Stories

Get to Know Dr. Yong – CURE’s First Chinese-Born Surgeon

Dr. Bicheng Yong and Dr. Sam Maina in the OR surgically correcting a child's clubfoot





Patients at CURE International hospitals are blessed to receive life-changing care from capable medical professionals from around the world. Dr. Bicheng Yong is the latest in a long line of exceptional doctors, nurses, and surgeons who put their God-given ability and renowned training to work for CUREkids.

Originally from Guangzhou, China, Dr. Yong is a fellowship-trained pediatric orthopedic surgeon who has joined the excellent medical team at the Beit-CURE International Hospital in Malawi, a decision that will bring hope and healing to many children for years to come.

Q: Tell us about how you decided to be a doctor, your medical training, and why you chose to devote your life to medicine.

I guess I knew by the time I graduated from high school. I went to medical school because I was highly influenced by my grandmother, a physiotherapist, and my mom, a nursing school teacher. It really wasn’t my decision, it was a decision made for me by my parents and grandparents. They thought that being a doctor you have a stable job and as you grow older and have more experience, you’re less likely to leave that profession for another one. 

I graduated from Lanzhou University with a bachelor’s degree in clinical medicine in 2006. Then I earned my Master’s and Ph.D. in musculoskeletal oncology at Sun Yat-Sen University from 2006 to 2013. I completed four years of residency in pediatric surgery and pediatric orthopedic surgery in Guangzhou Women and Children’s Medical Center. I also had one year of chief residency devoted to pediatric orthopedics. Last year I finished a one-year fellowship training in pediatric orthopedic surgery at the Hospital for Sick Children (known to many as SickKids) in Toronto, Canada.

Q: How did you learn about CURE International and how did you decide that CURE Malawi was the right place for you?

I felt called to serve kids after I received my medical degree and training when my wife and I spent time with our church group volunteering at an orphanage. God developed our hearts to help children with special needs. Spending time with the kids there, holding them, and taking care of basic needs helped me have the heart to serve them in my profession. I really enjoy working with kids in my vocation – they heal so fast! They might come in for a fracture to be fixed and the next time you see them, they are jumping around. It’s very rewarding!

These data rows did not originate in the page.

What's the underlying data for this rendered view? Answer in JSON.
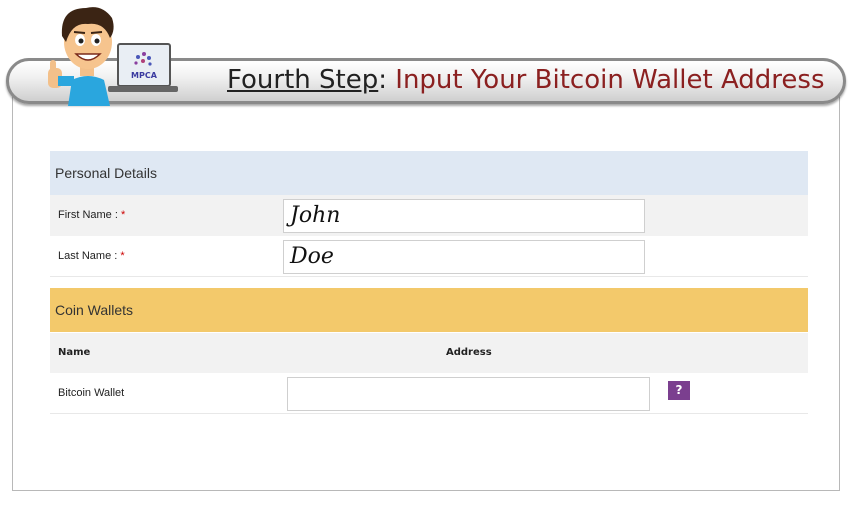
{
  "banner": {
    "step_prefix": "Fourth Step",
    "colon": ":",
    "step_title": "Input Your Bitcoin Wallet Address",
    "logo_text": "MPCA"
  },
  "personal": {
    "section_title": "Personal Details",
    "first_name_label": "First Name :",
    "first_name_value": "John",
    "last_name_label": "Last Name :",
    "last_name_value": "Doe",
    "required_mark": "*"
  },
  "coins": {
    "section_title": "Coin Wallets",
    "col_name": "Name",
    "col_address": "Address",
    "rows": [
      {
        "name": "Bitcoin Wallet",
        "address": ""
      }
    ],
    "help_label": "?"
  },
  "colors": {
    "banner_title": "#8b2020",
    "personal_header_bg": "#dfe8f3",
    "coin_header_bg": "#f3c96b",
    "help_button": "#7b3f8f",
    "required": "#cc0000"
  }
}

An influential verse for me comes from James 1:27 – Religion that is pure and undefiled before God, the Father, is this: to visit orphans and widows in their affliction and to keep oneself unstained from the world.

I first heard about CURE International from a visiting French professor while I was in residency. While I served at SickKids in Toronto, a colleague put me in contact with Dr. Rick Gardner, the Chief Medical Officer at CURE International. I visited CURE Malawi last August. After praying, my wife and I decided to come.

One of the core values at CURE is Intentional Relationships. I see this happening at CURE Malawi. As a doctor, I have influence and through relationships, I have the opportunity to share the gift of the gospel with others. As hospital workers, we have access to people, have an opportunity to build relationships, and through healing, we can touch people’s hearts.

Q: What are you excited about in the next couple of years at CURE Malawi?

The focus on serving children is really exciting and the funding for building a new operating theater for serving even more children. There is still such a big need here. 

Q: How can others support you and your family while you are serving in Malawi?

We would definitely appreciate prayers from family, friends, and friends of CURE International. Despite the challenges and frustrations, we believe God will lead us. The French professor who first told me about CURE already told me that he would like to come and help for one week. I encourage other medical professionals to consider working with CURE.

Dr. Bicheng Yong stops by to make sure his patient Omega is doing well.

 

If you or someone you know is a medical professional that would be interested in learning more about volunteer opportunities, please visit cure.org/cure-global-outreach/.